> [Your task]
Give back the full set of entries that follows, exactly as written.
──────── Supplied records ────────
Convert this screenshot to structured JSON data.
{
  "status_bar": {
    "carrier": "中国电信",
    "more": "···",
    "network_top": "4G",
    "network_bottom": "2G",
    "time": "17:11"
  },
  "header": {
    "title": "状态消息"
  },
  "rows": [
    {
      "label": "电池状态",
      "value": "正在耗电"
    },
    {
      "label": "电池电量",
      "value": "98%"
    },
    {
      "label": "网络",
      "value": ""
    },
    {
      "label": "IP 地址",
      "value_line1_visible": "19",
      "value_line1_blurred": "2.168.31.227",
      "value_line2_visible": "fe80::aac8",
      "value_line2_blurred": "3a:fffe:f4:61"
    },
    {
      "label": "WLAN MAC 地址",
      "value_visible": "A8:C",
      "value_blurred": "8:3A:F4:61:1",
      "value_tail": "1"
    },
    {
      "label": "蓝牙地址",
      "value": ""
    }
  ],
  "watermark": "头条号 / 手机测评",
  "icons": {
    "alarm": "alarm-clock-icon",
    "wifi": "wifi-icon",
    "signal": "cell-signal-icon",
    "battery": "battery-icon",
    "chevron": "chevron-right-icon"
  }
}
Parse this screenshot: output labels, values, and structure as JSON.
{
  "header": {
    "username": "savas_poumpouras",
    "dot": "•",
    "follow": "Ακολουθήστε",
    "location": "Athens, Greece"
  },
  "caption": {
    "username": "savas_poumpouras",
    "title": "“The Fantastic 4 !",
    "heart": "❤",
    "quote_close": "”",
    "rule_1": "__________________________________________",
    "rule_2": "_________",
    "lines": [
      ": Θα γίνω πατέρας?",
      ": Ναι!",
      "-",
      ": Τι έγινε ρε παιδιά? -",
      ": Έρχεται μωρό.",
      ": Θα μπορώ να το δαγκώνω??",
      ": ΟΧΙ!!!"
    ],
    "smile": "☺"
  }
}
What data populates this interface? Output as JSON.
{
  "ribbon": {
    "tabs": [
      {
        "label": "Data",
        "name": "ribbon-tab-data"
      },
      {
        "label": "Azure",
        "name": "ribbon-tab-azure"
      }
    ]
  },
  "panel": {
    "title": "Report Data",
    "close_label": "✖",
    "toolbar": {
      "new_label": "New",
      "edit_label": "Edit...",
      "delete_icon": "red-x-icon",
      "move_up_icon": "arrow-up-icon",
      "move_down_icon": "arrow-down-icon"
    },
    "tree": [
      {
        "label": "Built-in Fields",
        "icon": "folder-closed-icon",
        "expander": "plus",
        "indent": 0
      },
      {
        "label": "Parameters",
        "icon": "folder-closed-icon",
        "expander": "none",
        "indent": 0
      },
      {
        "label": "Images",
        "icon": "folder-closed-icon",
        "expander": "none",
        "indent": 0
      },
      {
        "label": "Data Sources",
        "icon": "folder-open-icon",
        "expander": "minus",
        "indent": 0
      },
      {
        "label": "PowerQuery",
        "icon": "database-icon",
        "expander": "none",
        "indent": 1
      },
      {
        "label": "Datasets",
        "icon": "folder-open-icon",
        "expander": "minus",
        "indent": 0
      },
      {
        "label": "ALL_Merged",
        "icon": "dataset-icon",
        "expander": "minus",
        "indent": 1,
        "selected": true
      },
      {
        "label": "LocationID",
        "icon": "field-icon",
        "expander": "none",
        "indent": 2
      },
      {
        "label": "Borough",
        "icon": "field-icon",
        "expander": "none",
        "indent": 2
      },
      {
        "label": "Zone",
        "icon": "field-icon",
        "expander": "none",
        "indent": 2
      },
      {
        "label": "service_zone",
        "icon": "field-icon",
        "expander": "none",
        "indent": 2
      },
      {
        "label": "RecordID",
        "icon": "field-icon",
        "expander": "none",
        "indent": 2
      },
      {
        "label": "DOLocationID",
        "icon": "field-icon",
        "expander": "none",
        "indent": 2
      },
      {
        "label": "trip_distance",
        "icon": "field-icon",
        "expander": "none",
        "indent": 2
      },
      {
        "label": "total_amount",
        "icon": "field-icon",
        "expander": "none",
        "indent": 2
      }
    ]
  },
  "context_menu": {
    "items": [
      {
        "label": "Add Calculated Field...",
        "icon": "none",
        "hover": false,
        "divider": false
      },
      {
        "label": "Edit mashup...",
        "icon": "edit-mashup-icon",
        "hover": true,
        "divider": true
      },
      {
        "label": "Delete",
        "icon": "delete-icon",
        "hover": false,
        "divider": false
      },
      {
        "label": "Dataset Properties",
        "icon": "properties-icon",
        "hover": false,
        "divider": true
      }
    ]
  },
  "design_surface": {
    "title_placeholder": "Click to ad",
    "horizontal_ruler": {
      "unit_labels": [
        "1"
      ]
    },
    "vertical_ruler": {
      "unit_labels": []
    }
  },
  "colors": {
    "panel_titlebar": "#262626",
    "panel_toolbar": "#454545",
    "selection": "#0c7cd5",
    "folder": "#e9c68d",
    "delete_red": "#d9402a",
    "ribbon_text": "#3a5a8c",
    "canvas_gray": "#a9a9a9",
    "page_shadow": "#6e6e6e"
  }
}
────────
> [Task output]
Convert this screenshot to structured JSON data.
{
  "status_bar": {
    "carrier": "中国电信",
    "more": "···",
    "network_top": "4G",
    "network_bottom": "2G",
    "time": "17:11"
  },
  "header": {
    "title": "状态消息"
  },
  "rows": [
    {
      "label": "电池状态",
      "value": "正在耗电"
    },
    {
      "label": "电池电量",
      "value": "98%"
    },
    {
      "label": "网络",
      "value": ""
    },
    {
      "label": "IP 地址",
      "value_line1_visible": "19",
      "value_line1_blurred": "2.168.31.227",
      "value_line2_visible": "fe80::aac8",
      "value_line2_blurred": "3a:fffe:f4:61"
    },
    {
      "label": "WLAN MAC 地址",
      "value_visible": "A8:C",
      "value_blurred": "8:3A:F4:61:1",
      "value_tail": "1"
    },
    {
      "label": "蓝牙地址",
      "value": ""
    }
  ],
  "watermark": "头条号 / 手机测评",
  "icons": {
    "alarm": "alarm-clock-icon",
    "wifi": "wifi-icon",
    "signal": "cell-signal-icon",
    "battery": "battery-icon",
    "chevron": "chevron-right-icon"
  }
}
Parse this screenshot: output labels, values, and structure as JSON.
{
  "header": {
    "username": "savas_poumpouras",
    "dot": "•",
    "follow": "Ακολουθήστε",
    "location": "Athens, Greece"
  },
  "caption": {
    "username": "savas_poumpouras",
    "title": "“The Fantastic 4 !",
    "heart": "❤",
    "quote_close": "”",
    "rule_1": "__________________________________________",
    "rule_2": "_________",
    "lines": [
      ": Θα γίνω πατέρας?",
      ": Ναι!",
      "-",
      ": Τι έγινε ρε παιδιά? -",
      ": Έρχεται μωρό.",
      ": Θα μπορώ να το δαγκώνω??",
      ": ΟΧΙ!!!"
    ],
    "smile": "☺"
  }
}
What data populates this interface? Output as JSON.
{
  "ribbon": {
    "tabs": [
      {
        "label": "Data",
        "name": "ribbon-tab-data"
      },
      {
        "label": "Azure",
        "name": "ribbon-tab-azure"
      }
    ]
  },
  "panel": {
    "title": "Report Data",
    "close_label": "✖",
    "toolbar": {
      "new_label": "New",
      "edit_label": "Edit...",
      "delete_icon": "red-x-icon",
      "move_up_icon": "arrow-up-icon",
      "move_down_icon": "arrow-down-icon"
    },
    "tree": [
      {
        "label": "Built-in Fields",
        "icon": "folder-closed-icon",
        "expander": "plus",
        "indent": 0
      },
      {
        "label": "Parameters",
        "icon": "folder-closed-icon",
        "expander": "none",
        "indent": 0
      },
      {
        "label": "Images",
        "icon": "folder-closed-icon",
        "expander": "none",
        "indent": 0
      },
      {
        "label": "Data Sources",
        "icon": "folder-open-icon",
        "expander": "minus",
        "indent": 0
      },
      {
        "label": "PowerQuery",
        "icon": "database-icon",
        "expander": "none",
        "indent": 1
      },
      {
        "label": "Datasets",
        "icon": "folder-open-icon",
        "expander": "minus",
        "indent": 0
      },
      {
        "label": "ALL_Merged",
        "icon": "dataset-icon",
        "expander": "minus",
        "indent": 1,
        "selected": true
      },
      {
        "label": "LocationID",
        "icon": "field-icon",
        "expander": "none",
        "indent": 2
      },
      {
        "label": "Borough",
        "icon": "field-icon",
        "expander": "none",
        "indent": 2
      },
      {
        "label": "Zone",
        "icon": "field-icon",
        "expander": "none",
        "indent": 2
      },
      {
        "label": "service_zone",
        "icon": "field-icon",
        "expander": "none",
        "indent": 2
      },
      {
        "label": "RecordID",
        "icon": "field-icon",
        "expander": "none",
        "indent": 2
      },
      {
        "label": "DOLocationID",
        "icon": "field-icon",
        "expander": "none",
        "indent": 2
      },
      {
        "label": "trip_distance",
        "icon": "field-icon",
        "expander": "none",
        "indent": 2
      },
      {
        "label": "total_amount",
        "icon": "field-icon",
        "expander": "none",
        "indent": 2
      }
    ]
  },
  "context_menu": {
    "items": [
      {
        "label": "Add Calculated Field...",
        "icon": "none",
        "hover": false,
        "divider": false
      },
      {
        "label": "Edit mashup...",
        "icon": "edit-mashup-icon",
        "hover": true,
        "divider": true
      },
      {
        "label": "Delete",
        "icon": "delete-icon",
        "hover": false,
        "divider": false
      },
      {
        "label": "Dataset Properties",
        "icon": "properties-icon",
        "hover": false,
        "divider": true
      }
    ]
  },
  "design_surface": {
    "title_placeholder": "Click to ad",
    "horizontal_ruler": {
      "unit_labels": [
        "1"
      ]
    },
    "vertical_ruler": {
      "unit_labels": []
    }
  },
  "colors": {
    "panel_titlebar": "#262626",
    "panel_toolbar": "#454545",
    "selection": "#0c7cd5",
    "folder": "#e9c68d",
    "delete_red": "#d9402a",
    "ribbon_text": "#3a5a8c",
    "canvas_gray": "#a9a9a9",
    "page_shadow": "#6e6e6e"
  }
}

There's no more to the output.